So let us dig what is this Basel II al about and how it will affect the Indian Banking sector.
What is Basel II?
Basel II is the second of the Basel Accords, which are recommendations on banking laws and regulations issued by the Basel Committee on Banking Supervision. The purpose of Basel II, which was initially published in June 2004, is to create an international standard that banking regulators can use when creating regulations about how much capital banks need to put aside to guard against the types of financial and operational risks banks face.
Basel II uses a “three pillars” concept – (1) minimum capital requirements (addressing risk), (2) supervisory review and (3) market discipline – to promote greater stability in the financial system.
Let’s dig out how all the three above pillars will bring changes in the Indian banking segment.
The first concept deals with minimum capital requirements. This is one of the most important and prime tool which makes our Indian Banking Sector jealous.
Banks have to keep aside 9 % capital againstØ various risks. The risk consist of interest rate risk in the banking book, foreign exchange risk, liquidity risk, business cycle risk, reputation risk, strategic risk. This rate is expected to increase after much talked about Basel II norms come into place. So all the above risk will make the Indian banking sector more secured and more stable just like the one during the US financial crisis.

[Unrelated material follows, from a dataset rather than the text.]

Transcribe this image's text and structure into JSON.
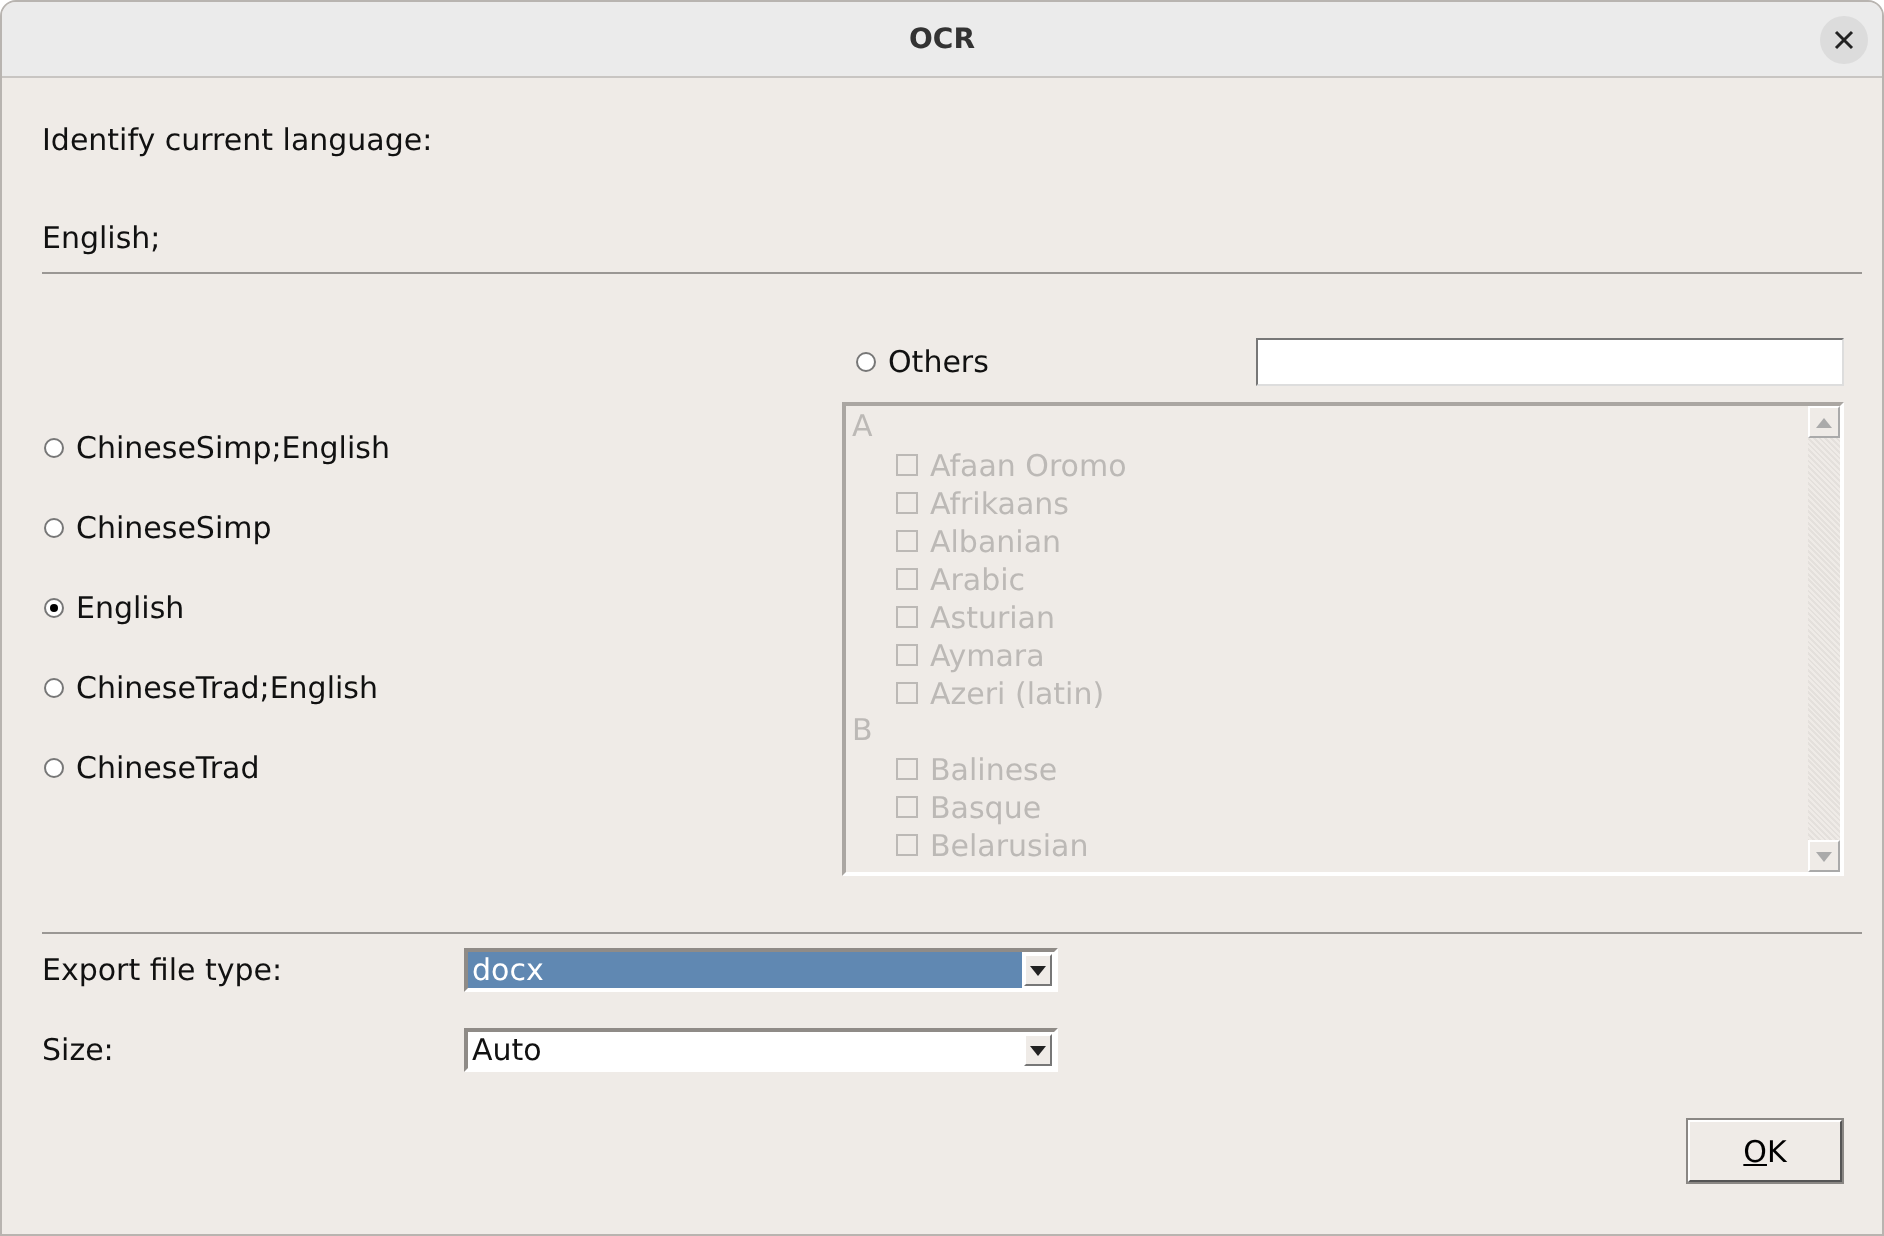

In other words it can be described as theØ minimum amount of capital a Bank should maintain to cover its various business risks. This might affect the credit growth of banks since in first place Indian Banks are basically born skeptical which also acts as a boon in times of crisis. Banks will have to increase their margins for providing loans and moreover may reduce the rate of percentage of sanctions they make in usual conditions.
Now a question might come up in the mind thatØ what will be the affect on loans-this will be answered after 31st March 2010 when Basel II comes in to play.
The second pillar of Basel II is supervisory review. Banks have been given the power by which they will not only maintain the minimum capital requirements but will also be able to have a process by which they can assess their capital adequacy themselves. This process, and its assessment by the supervisory authority, is central to the second pillar of the Basel II Accord.
This also ensures that banks will be able to make arrangements to ensure that they hold enough capital to cover all their risks. The prime responsibility will lie on the individual banks to compile with the norms.
This review process will provide benefits when another financial crisis will hit in the future. We should not forget that when the US banks were getting sold out the Indian Banking segments stood still as if nothing has happened. That’s why we can go off to sleep when our prime wealth is being safely preserved in the Indian banks. It works in this frame work shown below.
The last but the most important one of Basel II is market discipline.
The recent financial crisis in US and the bailouts of the Century old Banks have raised the voice of market discipline. This is one of the most important pillar of any financial process.
Market Discipline in banking and financial sector is highly required in coming days as more globalization will expand. Market discipline as per Basel II focuses on:
To achieve increased transparency through expanded disclosure requirements for banks.
This will make sure that the banks are well positioned to handle the complex business process.
This will bring transparency in the process followed with adequate updating to the banking regulators on the involved process of the various banks in dealing complex products.
So over all it can be concluded that with the advent of Basel II, banks with a risk appetite, i.e. high risk – high return lending strategy or lending without proper appraisal merely to generate additional business will find the going tough. We believe that such business models, which take disproportionately high risks, will not survive. The business models, which should survive, will be where risks are within acceptance levels for the banks backed by adequate returns.
After implementing Basel II our Indian Banking will feel more jealous.
Authored by: Indranil Sen Gupta, Research Analyst